“When I was a young child, my mother left us,” she said. “My father had a drug habit and when I was about 10-years-old, I found a cassette recording of his verbal documentation of all of the things he had done to me. He was upset when he saw that I had found it, because he didn’t want me to hear it until after he was gone! I think it was his way of attempting to apologize at his end.”
I looked into her eyes as she was sharing her story with me. I expected to see tears well up, but that’s not what I saw. Instead, I saw wholesome resolve and compassion.
“When I turned 18, my foster family gave me the contact information for my mother,” she said. “So, I gave her a call, hoping I could begin to have a relationship with her. When she answered my call, I introduced myself. She responded with, ‘I have enough problems in my life and I don’t need to deal with your problems as well.’”
The strength expressed in her eyes showed stronger as she told me how, at that defining moment, she made the decision to cut her dysfunctional family out of her life. She didn’t want their bad influence to continue to hurt her. She made the decision to create her own positive, personal future at that very moment.
“I created a great life for myself, have a strong, loving immediate family and now I have an amazing grandchild!” she said. “I just want people to know that it doesn’t matter what cards they were dealt. They can exchange whatever cards they got with new ones!”

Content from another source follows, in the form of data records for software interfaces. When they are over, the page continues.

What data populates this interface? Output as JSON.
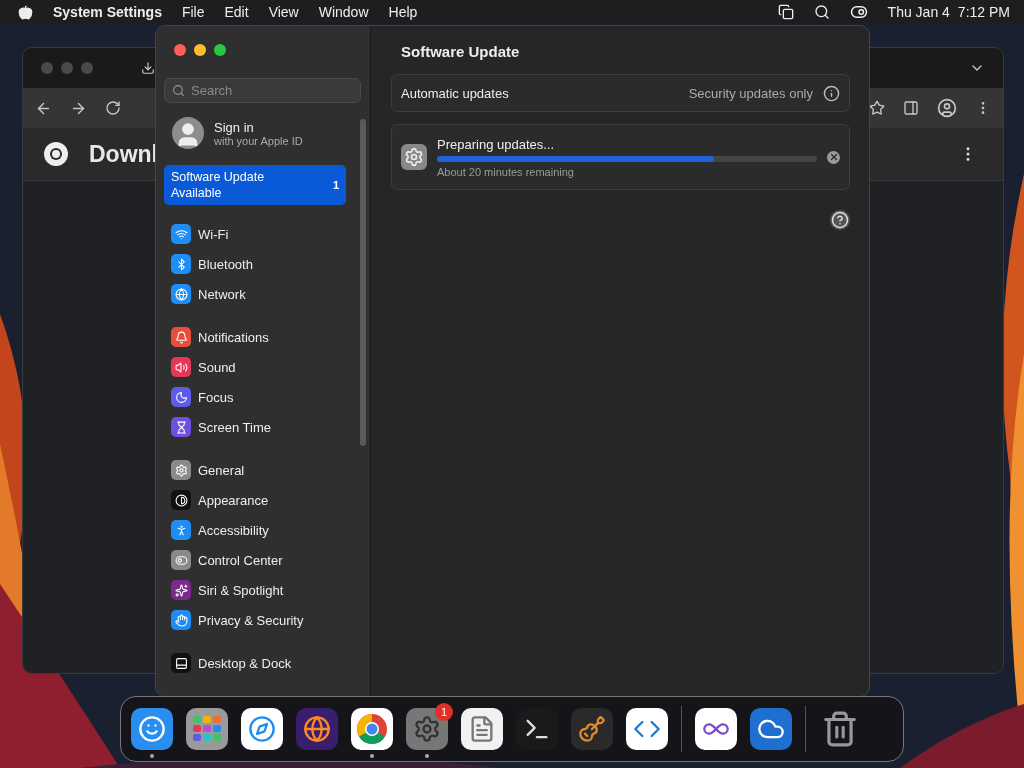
{
  "menu_bar": {
    "app": "System Settings",
    "menus": [
      "File",
      "Edit",
      "View",
      "Window",
      "Help"
    ],
    "date": "Thu Jan 4",
    "time": "7:12 PM"
  },
  "browser": {
    "page_title": "Downl"
  },
  "settings": {
    "title": "Software Update",
    "search": {
      "placeholder": "Search"
    },
    "account": {
      "name": "Sign in",
      "subtitle": "with your Apple ID"
    },
    "update_item": {
      "label": "Software Update Available",
      "badge": "1",
      "selected": true
    },
    "sidebar_groups": [
      [
        {
          "label": "Wi-Fi",
          "kind": "wifi",
          "selected": false
        },
        {
          "label": "Bluetooth",
          "kind": "bluetooth",
          "selected": false
        },
        {
          "label": "Network",
          "kind": "network",
          "selected": false
        }
      ],
      [
        {
          "label": "Notifications",
          "kind": "notifications",
          "selected": false
        },
        {
          "label": "Sound",
          "kind": "sound",
          "selected": false
        },
        {
          "label": "Focus",
          "kind": "focus",
          "selected": false
        },
        {
          "label": "Screen Time",
          "kind": "screentime",
          "selected": false
        }
      ],
      [
        {
          "label": "General",
          "kind": "general",
          "selected": false
        },
        {
          "label": "Appearance",
          "kind": "appearance",
          "selected": false
        },
        {
          "label": "Accessibility",
          "kind": "accessibility",
          "selected": false
        },
        {
          "label": "Control Center",
          "kind": "controlcenter",
          "selected": false
        },
        {
          "label": "Siri & Spotlight",
          "kind": "siri",
          "selected": false
        },
        {
          "label": "Privacy & Security",
          "kind": "privacy",
          "selected": false
        }
      ],
      [
        {
          "label": "Desktop & Dock",
          "kind": "desktop",
          "selected": false
        }
      ]
    ],
    "automatic_updates": {
      "label": "Automatic updates",
      "value": "Security updates only"
    },
    "progress": {
      "title": "Preparing updates...",
      "level": 0.73,
      "subtitle": "About 20 minutes remaining"
    }
  },
  "dock": {
    "apps": [
      {
        "kind": "finder",
        "running": true
      },
      {
        "kind": "launchpad",
        "running": false
      },
      {
        "kind": "safari",
        "running": false
      },
      {
        "kind": "firefox",
        "running": false
      },
      {
        "kind": "chrome",
        "running": true
      },
      {
        "kind": "settings",
        "running": true,
        "badge": "1"
      },
      {
        "kind": "textedit",
        "running": false
      },
      {
        "kind": "terminal",
        "running": false
      },
      {
        "kind": "garageband",
        "running": false
      },
      {
        "kind": "vscode",
        "running": false
      },
      {
        "kind": "divider"
      },
      {
        "kind": "visualstudio",
        "running": false
      },
      {
        "kind": "weather",
        "running": false
      },
      {
        "kind": "divider"
      },
      {
        "kind": "trash",
        "running": false
      }
    ]
  }
}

Cassandra’s encouragement made a difference for me at that very moment. I knew she was presenting me, and you, with a philosophy for a new path, a passageway allowing us to leave the past in the past while creating hope for a longed for, dreamed for and anticipated, new life.
Cassandra has shown all of us that we can choose to let the dealin’ be done.
Lynn Butterfield lives in Erda and is a managing broker for a real estate company.